▶ _Your goal_
Every line of the entries below that includes "color" belongs in the answer, copied as written.

▶ _Available data_
*-*-*

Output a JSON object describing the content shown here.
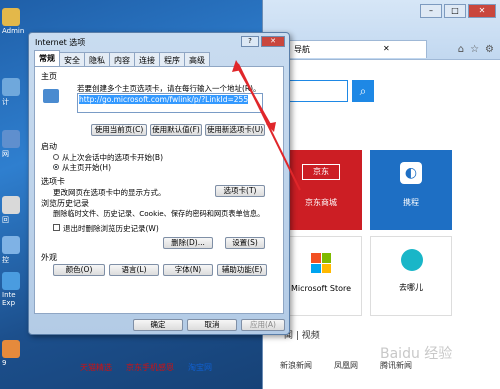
{
  "desktop": {
    "icons": [
      {
        "label": "Admin",
        "color": "#e3b84a"
      },
      {
        "label": "计",
        "color": "#6fa8dc"
      },
      {
        "label": "网",
        "color": "#5f8fce"
      },
      {
        "label": "回",
        "color": "#d9d9d9"
      },
      {
        "label": "控",
        "color": "#7fb2e5"
      },
      {
        "label": "Inte Exp",
        "color": "#4a9ce0"
      },
      {
        "label": "9",
        "color": "#e58a3c"
      }
    ]
  },
  "browser": {
    "tab_title": "导航",
    "search_icon": "search-icon",
    "tiles": [
      {
        "label": "京东商城",
        "logo": "京东",
        "color": "#cc1e24"
      },
      {
        "label": "携程",
        "color": "#1e6fc4"
      },
      {
        "label": "Microsoft Store"
      },
      {
        "label": "去哪儿"
      }
    ],
    "news_header": "闻 | 视频",
    "news_items": [
      "新浪新闻",
      "凤凰网",
      "腾讯新闻"
    ],
    "footer_links": [
      "天猫精选",
      "京东手机感恩",
      "淘宝网"
    ]
  },
  "dialog": {
    "title": "Internet 选项",
    "tabs": [
      "常规",
      "安全",
      "隐私",
      "内容",
      "连接",
      "程序",
      "高级"
    ],
    "home_section": "主页",
    "home_desc": "若要创建多个主页选项卡，请在每行输入一个地址(R)。",
    "home_url": "http://go.microsoft.com/fwlink/p/?LinkId=255",
    "home_buttons": [
      "使用当前页(C)",
      "使用默认值(F)",
      "使用新选项卡(U)"
    ],
    "startup_section": "启动",
    "startup_options": [
      "从上次会话中的选项卡开始(B)",
      "从主页开始(H)"
    ],
    "tabs_section": "选项卡",
    "tabs_desc": "更改网页在选项卡中的显示方式。",
    "tabs_button": "选项卡(T)",
    "history_section": "浏览历史记录",
    "history_desc": "删除临时文件、历史记录、Cookie、保存的密码和网页表单信息。",
    "history_checkbox": "退出时删除浏览历史记录(W)",
    "delete_button": "删除(D)...",
    "settings_button": "设置(S)",
    "appearance_section": "外观",
    "appearance_buttons": [
      "颜色(O)",
      "语言(L)",
      "字体(N)",
      "辅助功能(E)"
    ],
    "ok": "确定",
    "cancel": "取消",
    "apply": "应用(A)"
  },
  "watermark": "元计算",
  "baidu_mark": "Baidu 经验"
}
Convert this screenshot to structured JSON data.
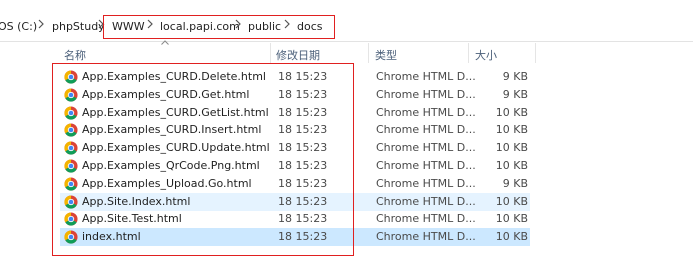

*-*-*

▶ _Task response_
        "color": "#e3b84a"
        "color": "#6fa8dc"
        "color": "#5f8fce"
        "color": "#d9d9d9"
        "color": "#7fb2e5"
        "color": "#4a9ce0"
        "color": "#e58a3c"
        "color": "#cc1e24"
        "color": "#1e6fc4"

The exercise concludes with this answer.